When Do I Need To See An Infertility Counselor?
Consider counseling if you are feeling depressed, anxious, or so preoccupied with your infertility that you feel it is hard to live your life productively. You also may want to seek the assistance of a counselor if you are feeling “stuck” and need to explore your options.

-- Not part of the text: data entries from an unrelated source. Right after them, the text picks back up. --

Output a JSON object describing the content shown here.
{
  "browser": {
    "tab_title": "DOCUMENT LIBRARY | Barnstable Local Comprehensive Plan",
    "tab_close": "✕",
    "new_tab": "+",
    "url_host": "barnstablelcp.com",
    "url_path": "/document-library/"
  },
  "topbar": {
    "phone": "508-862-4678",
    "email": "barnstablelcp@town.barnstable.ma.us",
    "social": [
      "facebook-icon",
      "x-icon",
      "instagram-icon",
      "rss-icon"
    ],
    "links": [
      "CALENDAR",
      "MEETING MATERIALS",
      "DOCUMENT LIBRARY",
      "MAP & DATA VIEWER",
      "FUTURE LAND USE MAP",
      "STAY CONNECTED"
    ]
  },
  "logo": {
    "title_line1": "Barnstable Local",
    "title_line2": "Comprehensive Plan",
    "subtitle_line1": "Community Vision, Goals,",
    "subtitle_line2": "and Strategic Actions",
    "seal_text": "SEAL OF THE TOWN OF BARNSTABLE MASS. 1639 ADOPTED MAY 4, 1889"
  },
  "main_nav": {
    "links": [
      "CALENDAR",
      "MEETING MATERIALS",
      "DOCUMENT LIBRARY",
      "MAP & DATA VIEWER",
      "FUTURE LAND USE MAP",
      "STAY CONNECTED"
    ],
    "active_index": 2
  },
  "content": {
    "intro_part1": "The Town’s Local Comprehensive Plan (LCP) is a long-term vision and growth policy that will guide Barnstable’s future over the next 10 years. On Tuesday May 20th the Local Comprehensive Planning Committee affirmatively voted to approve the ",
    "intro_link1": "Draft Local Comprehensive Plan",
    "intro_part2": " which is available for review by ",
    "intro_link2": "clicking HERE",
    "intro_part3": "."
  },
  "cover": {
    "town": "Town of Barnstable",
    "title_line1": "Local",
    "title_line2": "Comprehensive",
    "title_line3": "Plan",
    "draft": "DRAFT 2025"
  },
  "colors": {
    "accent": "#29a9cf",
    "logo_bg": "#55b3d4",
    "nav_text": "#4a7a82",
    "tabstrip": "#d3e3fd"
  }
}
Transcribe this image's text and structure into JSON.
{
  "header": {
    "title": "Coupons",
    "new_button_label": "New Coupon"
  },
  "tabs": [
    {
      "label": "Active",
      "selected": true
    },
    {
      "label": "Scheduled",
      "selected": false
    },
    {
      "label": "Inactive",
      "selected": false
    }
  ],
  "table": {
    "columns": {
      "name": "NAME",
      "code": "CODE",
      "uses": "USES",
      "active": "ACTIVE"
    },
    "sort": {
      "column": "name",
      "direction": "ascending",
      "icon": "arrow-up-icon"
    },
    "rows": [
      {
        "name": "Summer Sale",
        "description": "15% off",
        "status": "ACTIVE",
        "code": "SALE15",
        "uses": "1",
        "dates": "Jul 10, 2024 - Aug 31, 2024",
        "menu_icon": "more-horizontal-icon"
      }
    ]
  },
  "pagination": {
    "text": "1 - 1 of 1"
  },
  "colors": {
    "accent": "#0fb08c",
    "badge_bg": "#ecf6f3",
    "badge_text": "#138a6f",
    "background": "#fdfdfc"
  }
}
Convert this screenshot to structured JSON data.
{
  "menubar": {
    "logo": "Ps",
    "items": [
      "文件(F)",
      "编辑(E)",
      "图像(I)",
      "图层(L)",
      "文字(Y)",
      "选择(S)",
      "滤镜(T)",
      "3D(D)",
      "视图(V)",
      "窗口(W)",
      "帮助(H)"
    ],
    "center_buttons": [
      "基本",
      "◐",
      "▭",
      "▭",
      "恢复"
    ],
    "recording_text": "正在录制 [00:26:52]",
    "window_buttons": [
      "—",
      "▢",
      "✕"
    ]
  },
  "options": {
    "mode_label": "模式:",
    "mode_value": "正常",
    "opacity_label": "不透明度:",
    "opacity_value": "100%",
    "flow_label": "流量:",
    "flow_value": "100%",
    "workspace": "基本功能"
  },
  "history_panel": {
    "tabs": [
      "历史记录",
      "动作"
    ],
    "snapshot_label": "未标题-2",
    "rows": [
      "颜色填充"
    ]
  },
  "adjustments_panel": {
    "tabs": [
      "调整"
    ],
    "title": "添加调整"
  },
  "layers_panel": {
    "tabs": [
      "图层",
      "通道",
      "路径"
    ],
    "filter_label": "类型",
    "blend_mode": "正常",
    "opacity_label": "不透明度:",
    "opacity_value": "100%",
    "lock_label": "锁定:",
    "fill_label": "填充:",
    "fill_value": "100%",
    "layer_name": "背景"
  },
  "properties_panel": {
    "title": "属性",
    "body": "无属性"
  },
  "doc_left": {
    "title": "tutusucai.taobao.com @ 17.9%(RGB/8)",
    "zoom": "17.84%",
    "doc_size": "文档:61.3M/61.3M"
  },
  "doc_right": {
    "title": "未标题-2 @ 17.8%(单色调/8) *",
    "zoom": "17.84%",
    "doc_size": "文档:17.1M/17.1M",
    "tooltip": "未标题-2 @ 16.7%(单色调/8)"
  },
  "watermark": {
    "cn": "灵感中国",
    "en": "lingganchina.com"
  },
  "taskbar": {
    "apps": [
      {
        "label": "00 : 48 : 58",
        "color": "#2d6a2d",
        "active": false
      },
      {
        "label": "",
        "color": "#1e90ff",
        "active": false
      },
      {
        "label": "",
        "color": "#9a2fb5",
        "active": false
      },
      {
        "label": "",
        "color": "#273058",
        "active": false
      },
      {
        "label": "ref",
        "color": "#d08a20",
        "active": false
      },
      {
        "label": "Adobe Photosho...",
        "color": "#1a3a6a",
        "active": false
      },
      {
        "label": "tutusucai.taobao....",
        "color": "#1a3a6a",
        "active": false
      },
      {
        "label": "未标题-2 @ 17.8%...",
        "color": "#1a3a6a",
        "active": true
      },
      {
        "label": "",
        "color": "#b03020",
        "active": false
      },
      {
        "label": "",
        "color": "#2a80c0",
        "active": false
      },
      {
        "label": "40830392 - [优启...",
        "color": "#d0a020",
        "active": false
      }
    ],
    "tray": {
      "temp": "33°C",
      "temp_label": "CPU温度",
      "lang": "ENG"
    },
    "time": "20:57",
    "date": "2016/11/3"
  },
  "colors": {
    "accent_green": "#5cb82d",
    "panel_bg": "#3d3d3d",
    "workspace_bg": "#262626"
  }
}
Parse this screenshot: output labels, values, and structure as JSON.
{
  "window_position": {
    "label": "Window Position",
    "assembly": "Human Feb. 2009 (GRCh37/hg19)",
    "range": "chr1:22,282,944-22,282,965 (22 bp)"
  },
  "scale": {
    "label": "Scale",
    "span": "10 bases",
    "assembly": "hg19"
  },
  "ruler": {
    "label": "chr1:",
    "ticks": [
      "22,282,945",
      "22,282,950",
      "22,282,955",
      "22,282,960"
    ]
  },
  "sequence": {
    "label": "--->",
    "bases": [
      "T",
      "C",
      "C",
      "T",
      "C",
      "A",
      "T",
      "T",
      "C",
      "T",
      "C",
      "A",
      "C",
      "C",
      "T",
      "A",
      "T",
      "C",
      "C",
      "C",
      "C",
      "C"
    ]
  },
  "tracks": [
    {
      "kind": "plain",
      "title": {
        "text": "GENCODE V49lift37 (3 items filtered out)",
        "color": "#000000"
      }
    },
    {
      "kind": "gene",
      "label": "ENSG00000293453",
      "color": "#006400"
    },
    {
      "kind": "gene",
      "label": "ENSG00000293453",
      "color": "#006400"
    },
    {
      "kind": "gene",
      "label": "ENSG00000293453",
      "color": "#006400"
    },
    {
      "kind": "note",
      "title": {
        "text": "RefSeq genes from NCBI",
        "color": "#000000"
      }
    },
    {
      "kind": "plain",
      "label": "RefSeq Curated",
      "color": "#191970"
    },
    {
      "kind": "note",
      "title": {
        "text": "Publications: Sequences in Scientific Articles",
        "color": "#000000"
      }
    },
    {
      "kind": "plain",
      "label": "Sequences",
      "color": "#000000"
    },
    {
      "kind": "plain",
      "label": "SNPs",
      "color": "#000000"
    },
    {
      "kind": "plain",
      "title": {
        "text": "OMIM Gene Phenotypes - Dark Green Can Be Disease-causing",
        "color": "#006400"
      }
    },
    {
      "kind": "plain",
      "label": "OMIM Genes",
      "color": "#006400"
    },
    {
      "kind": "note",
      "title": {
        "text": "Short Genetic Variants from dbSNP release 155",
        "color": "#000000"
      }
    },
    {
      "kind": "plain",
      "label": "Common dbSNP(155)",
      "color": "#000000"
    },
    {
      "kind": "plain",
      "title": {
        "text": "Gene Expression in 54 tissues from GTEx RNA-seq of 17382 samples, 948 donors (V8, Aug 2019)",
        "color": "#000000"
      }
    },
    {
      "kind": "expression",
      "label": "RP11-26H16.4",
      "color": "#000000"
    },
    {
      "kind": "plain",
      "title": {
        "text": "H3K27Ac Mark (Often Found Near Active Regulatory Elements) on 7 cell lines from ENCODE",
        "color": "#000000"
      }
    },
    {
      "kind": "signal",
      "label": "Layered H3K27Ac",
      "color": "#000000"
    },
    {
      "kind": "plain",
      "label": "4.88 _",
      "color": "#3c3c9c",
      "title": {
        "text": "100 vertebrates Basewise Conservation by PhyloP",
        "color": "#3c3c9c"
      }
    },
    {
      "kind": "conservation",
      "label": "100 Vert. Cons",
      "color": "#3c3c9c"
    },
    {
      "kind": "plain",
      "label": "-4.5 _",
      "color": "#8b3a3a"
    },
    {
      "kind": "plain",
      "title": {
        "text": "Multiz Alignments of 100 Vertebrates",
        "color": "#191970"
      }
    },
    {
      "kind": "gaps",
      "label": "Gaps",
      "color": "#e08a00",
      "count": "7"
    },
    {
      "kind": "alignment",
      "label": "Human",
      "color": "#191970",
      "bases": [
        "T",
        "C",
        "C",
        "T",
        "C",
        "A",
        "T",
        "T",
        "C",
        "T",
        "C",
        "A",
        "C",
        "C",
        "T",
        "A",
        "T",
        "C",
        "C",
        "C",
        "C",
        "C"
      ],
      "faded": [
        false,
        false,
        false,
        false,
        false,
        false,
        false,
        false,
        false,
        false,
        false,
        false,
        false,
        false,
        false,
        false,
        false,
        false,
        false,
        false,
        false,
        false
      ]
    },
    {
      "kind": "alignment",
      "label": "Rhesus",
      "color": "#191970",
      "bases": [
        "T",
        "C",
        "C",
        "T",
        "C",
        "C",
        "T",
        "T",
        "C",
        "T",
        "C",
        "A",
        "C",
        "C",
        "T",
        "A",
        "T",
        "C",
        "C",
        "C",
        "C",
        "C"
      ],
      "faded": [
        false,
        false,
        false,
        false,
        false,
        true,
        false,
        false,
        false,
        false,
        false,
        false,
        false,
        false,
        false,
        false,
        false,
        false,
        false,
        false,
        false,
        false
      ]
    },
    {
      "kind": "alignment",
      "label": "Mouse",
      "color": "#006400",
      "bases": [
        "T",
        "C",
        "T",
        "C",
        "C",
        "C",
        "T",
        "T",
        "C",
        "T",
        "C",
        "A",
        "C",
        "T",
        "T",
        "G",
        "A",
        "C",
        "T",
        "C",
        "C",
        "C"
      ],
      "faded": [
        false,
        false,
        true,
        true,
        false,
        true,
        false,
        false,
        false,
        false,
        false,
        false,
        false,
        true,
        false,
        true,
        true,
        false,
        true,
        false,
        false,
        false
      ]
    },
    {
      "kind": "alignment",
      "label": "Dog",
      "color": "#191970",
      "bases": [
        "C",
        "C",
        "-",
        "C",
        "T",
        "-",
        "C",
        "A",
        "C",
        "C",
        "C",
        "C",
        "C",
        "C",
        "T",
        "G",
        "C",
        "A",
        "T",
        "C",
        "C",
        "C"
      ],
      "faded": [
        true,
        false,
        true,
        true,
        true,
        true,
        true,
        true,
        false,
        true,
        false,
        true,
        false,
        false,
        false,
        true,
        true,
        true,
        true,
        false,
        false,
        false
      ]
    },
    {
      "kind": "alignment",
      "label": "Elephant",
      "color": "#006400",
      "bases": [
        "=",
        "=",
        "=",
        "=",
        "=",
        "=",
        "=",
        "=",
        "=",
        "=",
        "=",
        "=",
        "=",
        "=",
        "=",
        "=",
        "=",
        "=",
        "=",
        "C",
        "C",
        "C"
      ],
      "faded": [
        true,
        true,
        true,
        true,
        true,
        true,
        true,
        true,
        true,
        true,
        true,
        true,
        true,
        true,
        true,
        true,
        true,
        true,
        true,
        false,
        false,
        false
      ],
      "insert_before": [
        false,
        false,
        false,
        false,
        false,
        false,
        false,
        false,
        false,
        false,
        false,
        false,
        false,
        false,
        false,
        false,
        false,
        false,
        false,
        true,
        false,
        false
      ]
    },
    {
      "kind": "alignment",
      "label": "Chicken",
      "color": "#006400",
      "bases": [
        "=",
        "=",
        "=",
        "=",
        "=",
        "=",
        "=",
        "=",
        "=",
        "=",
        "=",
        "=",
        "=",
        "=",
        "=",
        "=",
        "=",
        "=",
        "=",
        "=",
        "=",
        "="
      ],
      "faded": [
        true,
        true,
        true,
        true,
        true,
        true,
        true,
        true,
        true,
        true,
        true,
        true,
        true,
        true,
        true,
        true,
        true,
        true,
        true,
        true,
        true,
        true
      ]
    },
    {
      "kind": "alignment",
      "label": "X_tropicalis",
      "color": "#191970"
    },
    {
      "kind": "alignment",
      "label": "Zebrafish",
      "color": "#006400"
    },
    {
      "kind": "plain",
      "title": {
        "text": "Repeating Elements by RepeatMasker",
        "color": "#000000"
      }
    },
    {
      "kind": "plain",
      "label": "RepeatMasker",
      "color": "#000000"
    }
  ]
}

Signs that you might benefit from counseling include:
- Persistent feelings of sadness, guilt, or worthlessness
- Social isolation
- Loss of interest in usual activities and relationships
- Agitation and/or anxiety
- Mood swings
- Constant preoccupation with infertility
- Marital problems
- Difficulty with “scheduled” intercourse
- Difficulty concentrating and/or remembering
- Increased use of alcohol or drugs
- A change in appetite, weight, or sleep patterns
- Thoughts about suicide or death
What Are the Treatments for Infertility?
In men, fertility is treated with:
- Surgery: If the cause is a varicocele (widening of the veins in the scrotum) or a blockage in the vas deferens, tubes that carry sperm.
- Antibiotics: To treat infections in the reproductive organs.
- Medications and Counseling: To treat problems with erections or ejaculation.
- Hormone Treatments: If the problem is a low or high level of certain hormones.
- Fertility Drugs and Hormones: To help the woman ovulate or restore levels of hormones
- Surgery: To remove tissue that is blocking fertility (such as endometriosis) or to open blocked fallopian tubes